* [Work instructions]:
Please retype the records that appear below, exactly and in full.

* [Materials provided]:
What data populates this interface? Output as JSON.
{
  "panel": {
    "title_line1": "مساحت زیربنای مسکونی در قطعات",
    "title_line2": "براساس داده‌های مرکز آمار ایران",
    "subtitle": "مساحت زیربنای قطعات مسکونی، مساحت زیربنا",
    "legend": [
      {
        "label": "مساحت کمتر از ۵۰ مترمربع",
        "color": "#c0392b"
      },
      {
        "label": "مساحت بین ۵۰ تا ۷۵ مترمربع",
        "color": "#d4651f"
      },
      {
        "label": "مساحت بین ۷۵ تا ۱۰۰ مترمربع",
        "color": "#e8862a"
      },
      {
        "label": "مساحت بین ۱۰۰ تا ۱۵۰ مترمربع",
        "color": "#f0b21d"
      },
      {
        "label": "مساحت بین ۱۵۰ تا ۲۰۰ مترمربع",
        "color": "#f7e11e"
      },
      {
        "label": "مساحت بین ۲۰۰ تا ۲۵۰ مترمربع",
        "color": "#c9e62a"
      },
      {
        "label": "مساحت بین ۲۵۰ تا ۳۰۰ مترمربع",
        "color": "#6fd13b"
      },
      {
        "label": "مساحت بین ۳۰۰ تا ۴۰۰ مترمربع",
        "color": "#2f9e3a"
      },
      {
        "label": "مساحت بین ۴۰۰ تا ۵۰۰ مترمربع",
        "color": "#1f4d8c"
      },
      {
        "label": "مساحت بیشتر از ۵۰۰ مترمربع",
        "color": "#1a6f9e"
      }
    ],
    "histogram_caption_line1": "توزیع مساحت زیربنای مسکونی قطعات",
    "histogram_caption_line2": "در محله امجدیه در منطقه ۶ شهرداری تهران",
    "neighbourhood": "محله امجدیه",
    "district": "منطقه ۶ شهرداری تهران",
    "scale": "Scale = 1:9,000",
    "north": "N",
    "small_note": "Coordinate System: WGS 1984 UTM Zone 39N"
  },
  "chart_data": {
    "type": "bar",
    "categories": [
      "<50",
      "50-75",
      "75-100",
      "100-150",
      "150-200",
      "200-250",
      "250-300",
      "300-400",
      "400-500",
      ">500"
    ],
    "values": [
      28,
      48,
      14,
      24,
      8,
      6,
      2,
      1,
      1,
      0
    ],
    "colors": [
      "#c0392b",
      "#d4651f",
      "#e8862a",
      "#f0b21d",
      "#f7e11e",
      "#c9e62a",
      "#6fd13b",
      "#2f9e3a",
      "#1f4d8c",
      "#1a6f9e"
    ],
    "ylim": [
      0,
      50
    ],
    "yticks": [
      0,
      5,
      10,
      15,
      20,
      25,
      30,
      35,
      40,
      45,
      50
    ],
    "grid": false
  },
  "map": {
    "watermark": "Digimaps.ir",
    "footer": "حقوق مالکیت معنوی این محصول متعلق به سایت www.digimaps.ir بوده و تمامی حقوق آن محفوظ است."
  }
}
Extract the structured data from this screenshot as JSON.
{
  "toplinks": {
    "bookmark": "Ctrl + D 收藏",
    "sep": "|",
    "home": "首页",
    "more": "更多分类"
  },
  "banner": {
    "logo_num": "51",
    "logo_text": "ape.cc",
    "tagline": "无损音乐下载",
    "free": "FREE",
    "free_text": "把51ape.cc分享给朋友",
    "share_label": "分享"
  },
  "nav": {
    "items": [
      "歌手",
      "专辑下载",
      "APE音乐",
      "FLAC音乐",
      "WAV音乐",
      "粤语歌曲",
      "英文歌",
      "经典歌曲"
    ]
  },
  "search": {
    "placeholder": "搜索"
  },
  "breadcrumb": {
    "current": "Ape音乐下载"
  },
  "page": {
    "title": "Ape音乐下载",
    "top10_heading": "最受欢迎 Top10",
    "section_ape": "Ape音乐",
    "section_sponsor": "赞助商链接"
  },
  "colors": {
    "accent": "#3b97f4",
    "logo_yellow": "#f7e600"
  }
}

* [Solution to this task]:
What data populates this interface? Output as JSON.
{
  "panel": {
    "title_line1": "مساحت زیربنای مسکونی در قطعات",
    "title_line2": "براساس داده‌های مرکز آمار ایران",
    "subtitle": "مساحت زیربنای قطعات مسکونی، مساحت زیربنا",
    "legend": [
      {
        "label": "مساحت کمتر از ۵۰ مترمربع",
        "color": "#c0392b"
      },
      {
        "label": "مساحت بین ۵۰ تا ۷۵ مترمربع",
        "color": "#d4651f"
      },
      {
        "label": "مساحت بین ۷۵ تا ۱۰۰ مترمربع",
        "color": "#e8862a"
      },
      {
        "label": "مساحت بین ۱۰۰ تا ۱۵۰ مترمربع",
        "color": "#f0b21d"
      },
      {
        "label": "مساحت بین ۱۵۰ تا ۲۰۰ مترمربع",
        "color": "#f7e11e"
      },
      {
        "label": "مساحت بین ۲۰۰ تا ۲۵۰ مترمربع",
        "color": "#c9e62a"
      },
      {
        "label": "مساحت بین ۲۵۰ تا ۳۰۰ مترمربع",
        "color": "#6fd13b"
      },
      {
        "label": "مساحت بین ۳۰۰ تا ۴۰۰ مترمربع",
        "color": "#2f9e3a"
      },
      {
        "label": "مساحت بین ۴۰۰ تا ۵۰۰ مترمربع",
        "color": "#1f4d8c"
      },
      {
        "label": "مساحت بیشتر از ۵۰۰ مترمربع",
        "color": "#1a6f9e"
      }
    ],
    "histogram_caption_line1": "توزیع مساحت زیربنای مسکونی قطعات",
    "histogram_caption_line2": "در محله امجدیه در منطقه ۶ شهرداری تهران",
    "neighbourhood": "محله امجدیه",
    "district": "منطقه ۶ شهرداری تهران",
    "scale": "Scale = 1:9,000",
    "north": "N",
    "small_note": "Coordinate System: WGS 1984 UTM Zone 39N"
  },
  "chart_data": {
    "type": "bar",
    "categories": [
      "<50",
      "50-75",
      "75-100",
      "100-150",
      "150-200",
      "200-250",
      "250-300",
      "300-400",
      "400-500",
      ">500"
    ],
    "values": [
      28,
      48,
      14,
      24,
      8,
      6,
      2,
      1,
      1,
      0
    ],
    "colors": [
      "#c0392b",
      "#d4651f",
      "#e8862a",
      "#f0b21d",
      "#f7e11e",
      "#c9e62a",
      "#6fd13b",
      "#2f9e3a",
      "#1f4d8c",
      "#1a6f9e"
    ],
    "ylim": [
      0,
      50
    ],
    "yticks": [
      0,
      5,
      10,
      15,
      20,
      25,
      30,
      35,
      40,
      45,
      50
    ],
    "grid": false
  },
  "map": {
    "watermark": "Digimaps.ir",
    "footer": "حقوق مالکیت معنوی این محصول متعلق به سایت www.digimaps.ir بوده و تمامی حقوق آن محفوظ است."
  }
}
Extract the structured data from this screenshot as JSON.
{
  "toplinks": {
    "bookmark": "Ctrl + D 收藏",
    "sep": "|",
    "home": "首页",
    "more": "更多分类"
  },
  "banner": {
    "logo_num": "51",
    "logo_text": "ape.cc",
    "tagline": "无损音乐下载",
    "free": "FREE",
    "free_text": "把51ape.cc分享给朋友",
    "share_label": "分享"
  },
  "nav": {
    "items": [
      "歌手",
      "专辑下载",
      "APE音乐",
      "FLAC音乐",
      "WAV音乐",
      "粤语歌曲",
      "英文歌",
      "经典歌曲"
    ]
  },
  "search": {
    "placeholder": "搜索"
  },
  "breadcrumb": {
    "current": "Ape音乐下载"
  },
  "page": {
    "title": "Ape音乐下载",
    "top10_heading": "最受欢迎 Top10",
    "section_ape": "Ape音乐",
    "section_sponsor": "赞助商链接"
  },
  "colors": {
    "accent": "#3b97f4",
    "logo_yellow": "#f7e600"
  }
}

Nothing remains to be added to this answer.